The Spanish financial institution pulled the short straw this week when it became the first firm authorities have resolved according to the terms the Bank Recovery and Resolution Directive (BRRD).
It has taken a year and a half, but it was a long time coming. In recent months Brussels had faced growing criticism for the slow and clumsy way in which it was handling other ailing banks in Europe.
But the Single Resolution Board showed speed and grace on Wednesday, wiping all of Popular’s regulatory capital out and helping to secure its sale to Santanderin under 24 hours.
We could quibble about the finer points of the regulatory process. Why was the bank not treated earlier, as a going concern? And wasn’t it convenient that Popular was valued at the exact amount of its equity and subordinated bonds, plus €1.
But the essentials are there.
Bondholders have for the first time under BRRD absorbed losses in a failing bank, without authorities using a single cent of public money to ease the pain.
Equity and additional tier one bonds were written down first, as they were meant to, and tier two was close behind.
Following the waterfall of losses downwards it is hardly impossible to see how senior bondholders could also have been on the chopping block, had Popular’s sale required a higher valuation.

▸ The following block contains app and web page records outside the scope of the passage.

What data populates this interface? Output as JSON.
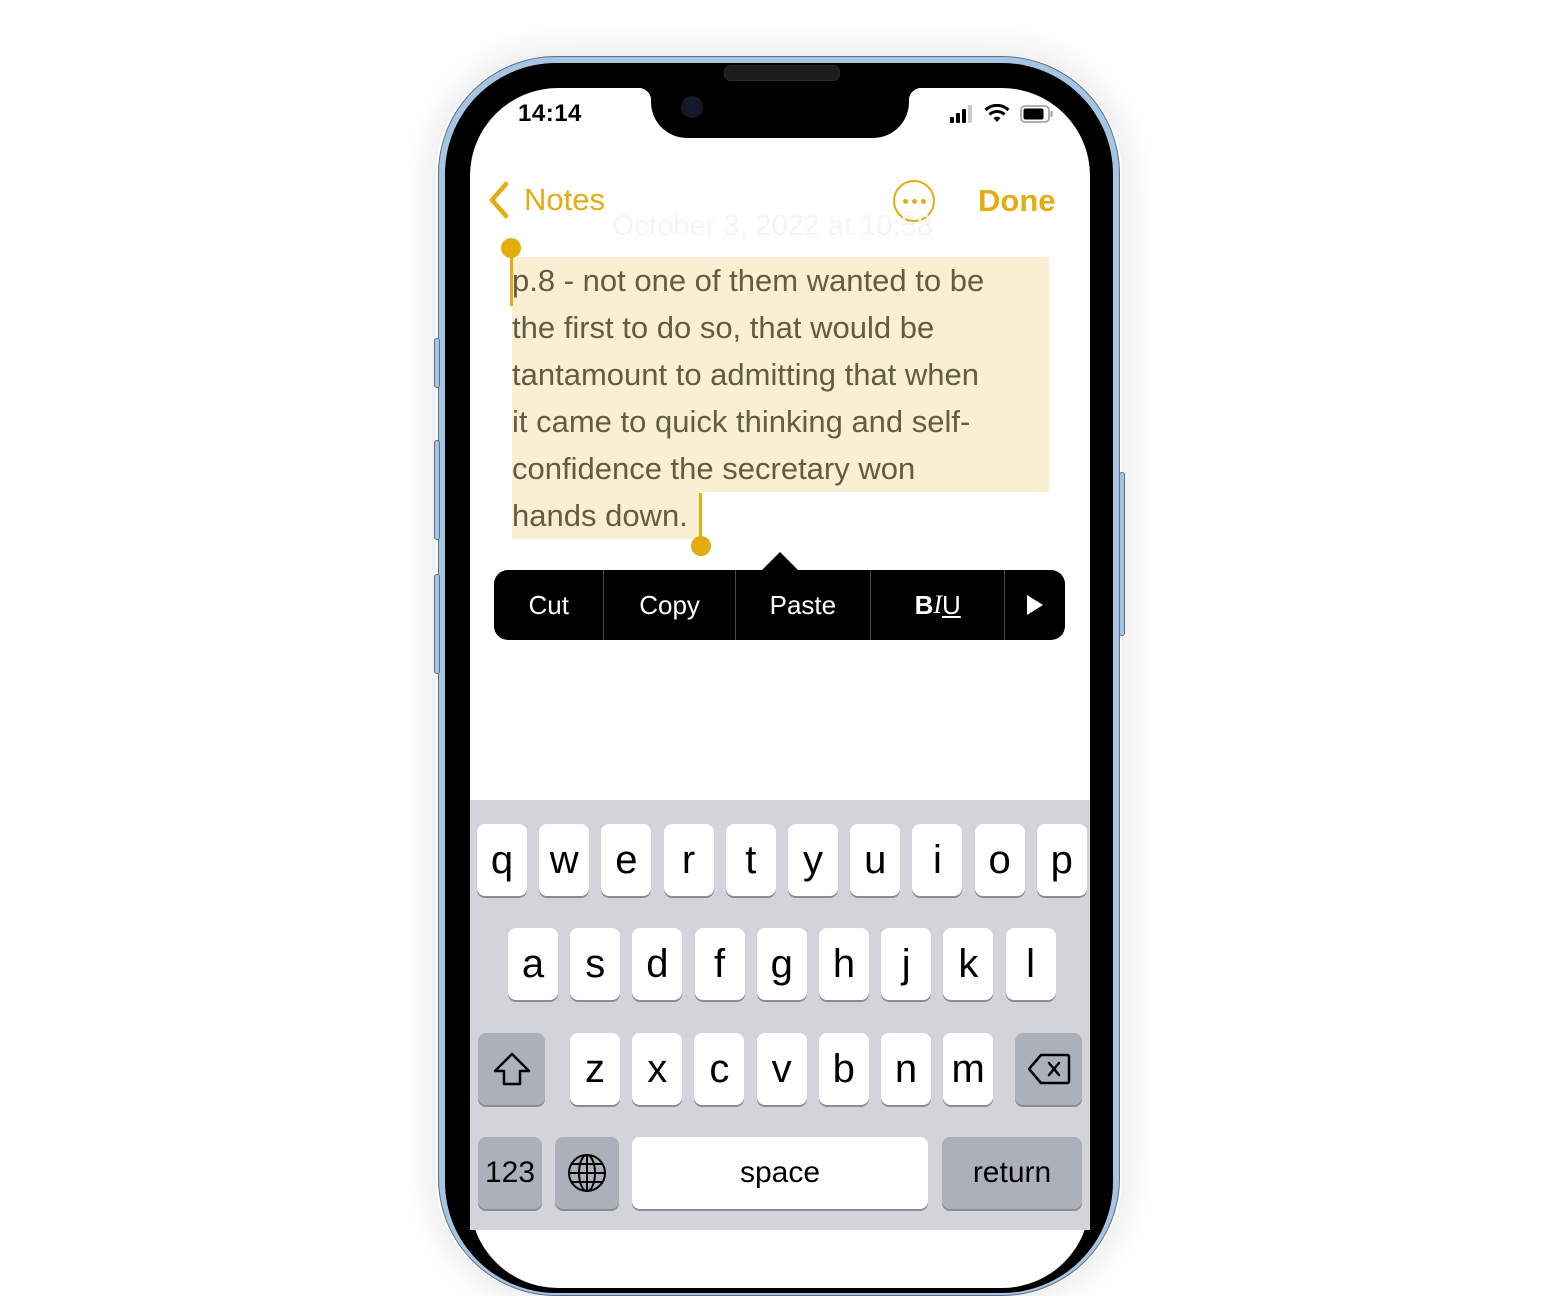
{
  "status_bar": {
    "time": "14:14",
    "signal_icon": "cellular-signal-icon",
    "wifi_icon": "wifi-icon",
    "battery_icon": "battery-icon"
  },
  "nav": {
    "back_label": "Notes",
    "back_icon": "chevron-left-icon",
    "more_icon": "ellipsis-circle-icon",
    "done_label": "Done",
    "accent_color": "#e3ad0f"
  },
  "note": {
    "date": "October 3, 2022 at 10:58",
    "lines": [
      "p.8 - not one of them wanted to be",
      "the first to do so, that would be",
      "tantamount to admitting that when",
      "it came to quick thinking and self-",
      "confidence the secretary won",
      "hands down."
    ],
    "selection_color": "#faefd2"
  },
  "context_menu": {
    "items": [
      "Cut",
      "Copy",
      "Paste",
      "BIU"
    ],
    "more_icon": "play-right-icon"
  },
  "keyboard": {
    "row1": [
      "q",
      "w",
      "e",
      "r",
      "t",
      "y",
      "u",
      "i",
      "o",
      "p"
    ],
    "row2": [
      "a",
      "s",
      "d",
      "f",
      "g",
      "h",
      "j",
      "k",
      "l"
    ],
    "row3": [
      "z",
      "x",
      "c",
      "v",
      "b",
      "n",
      "m"
    ],
    "shift_icon": "shift-icon",
    "delete_icon": "backspace-icon",
    "numbers_label": "123",
    "globe_icon": "globe-icon",
    "space_label": "space",
    "return_label": "return"
  }
}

We have seen the future of bank resolutions in Europe, and there is plenty to be pleased about.